= Provided information =
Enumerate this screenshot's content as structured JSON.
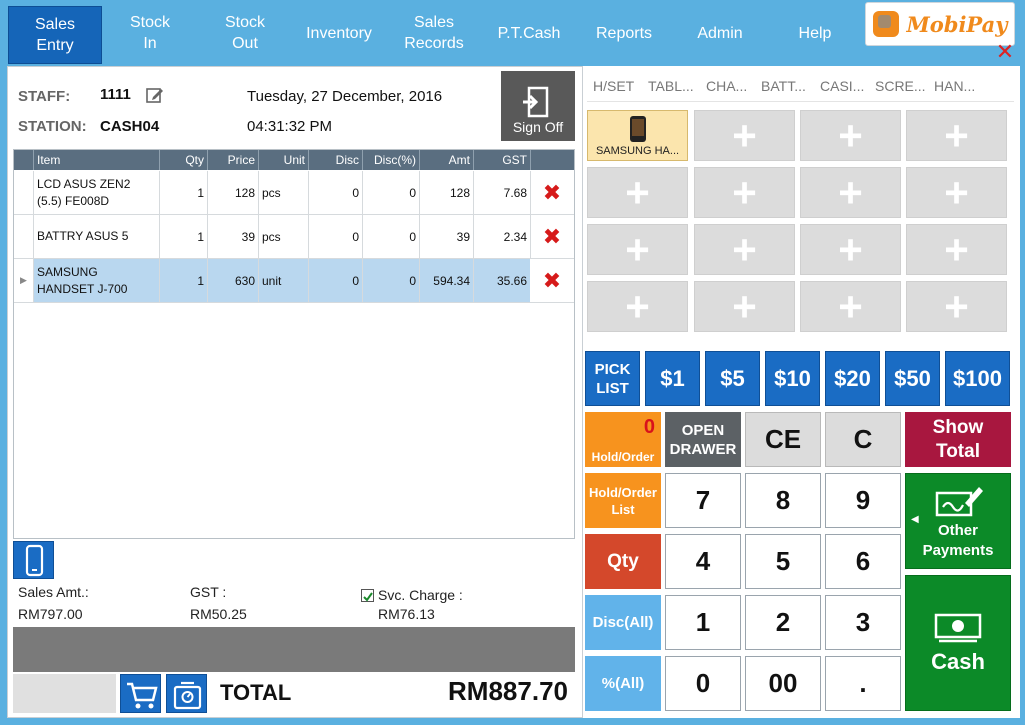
{
  "nav": {
    "items": [
      {
        "label": "Sales\nEntry",
        "active": true
      },
      {
        "label": "Stock\nIn"
      },
      {
        "label": "Stock\nOut"
      },
      {
        "label": "Inventory"
      },
      {
        "label": "Sales\nRecords"
      },
      {
        "label": "P.T.Cash"
      },
      {
        "label": "Reports"
      },
      {
        "label": "Admin"
      },
      {
        "label": "Help"
      }
    ],
    "logo_text": "MobiPay"
  },
  "header": {
    "staff_label": "STAFF:",
    "staff_value": "1111",
    "station_label": "STATION:",
    "station_value": "CASH04",
    "date": "Tuesday, 27 December, 2016",
    "time": "04:31:32 PM",
    "sign_off": "Sign Off"
  },
  "table": {
    "columns": [
      "Item",
      "Qty",
      "Price",
      "Unit",
      "Disc",
      "Disc(%)",
      "Amt",
      "GST"
    ],
    "rows": [
      {
        "item": "LCD ASUS ZEN2\n(5.5) FE008D",
        "qty": "1",
        "price": "128",
        "unit": "pcs",
        "disc": "0",
        "discp": "0",
        "amt": "128",
        "gst": "7.68"
      },
      {
        "item": "BATTRY ASUS 5",
        "qty": "1",
        "price": "39",
        "unit": "pcs",
        "disc": "0",
        "discp": "0",
        "amt": "39",
        "gst": "2.34"
      },
      {
        "item": "SAMSUNG\nHANDSET J-700",
        "qty": "1",
        "price": "630",
        "unit": "unit",
        "disc": "0",
        "discp": "0",
        "amt": "594.34",
        "gst": "35.66",
        "selected": true
      }
    ]
  },
  "summary": {
    "sales_amt_label": "Sales Amt.:",
    "sales_amt_value": "RM797.00",
    "gst_label": "GST :",
    "gst_value": "RM50.25",
    "svc_label": "Svc. Charge :",
    "svc_value": "RM76.13",
    "svc_checked": true
  },
  "total": {
    "label": "TOTAL",
    "value": "RM887.70"
  },
  "categories": [
    "H/SET",
    "TABL...",
    "CHA...",
    "BATT...",
    "CASI...",
    "SCRE...",
    "HAN..."
  ],
  "products": [
    {
      "label": "SAMSUNG HA..."
    }
  ],
  "quick_cash": {
    "pick_list": "PICK\nLIST",
    "amounts": [
      "$1",
      "$5",
      "$10",
      "$20",
      "$50",
      "$100"
    ]
  },
  "keypad": {
    "hold_count": "0",
    "hold_order": "Hold/Order",
    "open_drawer": "OPEN\nDRAWER",
    "ce": "CE",
    "c": "C",
    "show_total": "Show\nTotal",
    "hold_order_list": "Hold/Order\nList",
    "qty": "Qty",
    "disc_all": "Disc(All)",
    "pct_all": "%(All)",
    "digits": [
      "7",
      "8",
      "9",
      "4",
      "5",
      "6",
      "1",
      "2",
      "3",
      "0",
      "00",
      "."
    ],
    "other_payments": "Other\nPayments",
    "cash": "Cash"
  },
  "colors": {
    "nav_bg": "#5ab0e0",
    "accent_blue": "#1a6cc4",
    "orange": "#f7931e",
    "green": "#0c8a28",
    "red_btn": "#a8173f"
  }
}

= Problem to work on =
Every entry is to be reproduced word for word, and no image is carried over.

= Written solution =
Enumerate this screenshot's content as structured JSON.
{
  "nav": {
    "items": [
      {
        "label": "Sales\nEntry",
        "active": true
      },
      {
        "label": "Stock\nIn"
      },
      {
        "label": "Stock\nOut"
      },
      {
        "label": "Inventory"
      },
      {
        "label": "Sales\nRecords"
      },
      {
        "label": "P.T.Cash"
      },
      {
        "label": "Reports"
      },
      {
        "label": "Admin"
      },
      {
        "label": "Help"
      }
    ],
    "logo_text": "MobiPay"
  },
  "header": {
    "staff_label": "STAFF:",
    "staff_value": "1111",
    "station_label": "STATION:",
    "station_value": "CASH04",
    "date": "Tuesday, 27 December, 2016",
    "time": "04:31:32 PM",
    "sign_off": "Sign Off"
  },
  "table": {
    "columns": [
      "Item",
      "Qty",
      "Price",
      "Unit",
      "Disc",
      "Disc(%)",
      "Amt",
      "GST"
    ],
    "rows": [
      {
        "item": "LCD ASUS ZEN2\n(5.5) FE008D",
        "qty": "1",
        "price": "128",
        "unit": "pcs",
        "disc": "0",
        "discp": "0",
        "amt": "128",
        "gst": "7.68"
      },
      {
        "item": "BATTRY ASUS 5",
        "qty": "1",
        "price": "39",
        "unit": "pcs",
        "disc": "0",
        "discp": "0",
        "amt": "39",
        "gst": "2.34"
      },
      {
        "item": "SAMSUNG\nHANDSET J-700",
        "qty": "1",
        "price": "630",
        "unit": "unit",
        "disc": "0",
        "discp": "0",
        "amt": "594.34",
        "gst": "35.66",
        "selected": true
      }
    ]
  },
  "summary": {
    "sales_amt_label": "Sales Amt.:",
    "sales_amt_value": "RM797.00",
    "gst_label": "GST :",
    "gst_value": "RM50.25",
    "svc_label": "Svc. Charge :",
    "svc_value": "RM76.13",
    "svc_checked": true
  },
  "total": {
    "label": "TOTAL",
    "value": "RM887.70"
  },
  "categories": [
    "H/SET",
    "TABL...",
    "CHA...",
    "BATT...",
    "CASI...",
    "SCRE...",
    "HAN..."
  ],
  "products": [
    {
      "label": "SAMSUNG HA..."
    }
  ],
  "quick_cash": {
    "pick_list": "PICK\nLIST",
    "amounts": [
      "$1",
      "$5",
      "$10",
      "$20",
      "$50",
      "$100"
    ]
  },
  "keypad": {
    "hold_count": "0",
    "hold_order": "Hold/Order",
    "open_drawer": "OPEN\nDRAWER",
    "ce": "CE",
    "c": "C",
    "show_total": "Show\nTotal",
    "hold_order_list": "Hold/Order\nList",
    "qty": "Qty",
    "disc_all": "Disc(All)",
    "pct_all": "%(All)",
    "digits": [
      "7",
      "8",
      "9",
      "4",
      "5",
      "6",
      "1",
      "2",
      "3",
      "0",
      "00",
      "."
    ],
    "other_payments": "Other\nPayments",
    "cash": "Cash"
  },
  "colors": {
    "nav_bg": "#5ab0e0",
    "accent_blue": "#1a6cc4",
    "orange": "#f7931e",
    "green": "#0c8a28",
    "red_btn": "#a8173f"
  }
}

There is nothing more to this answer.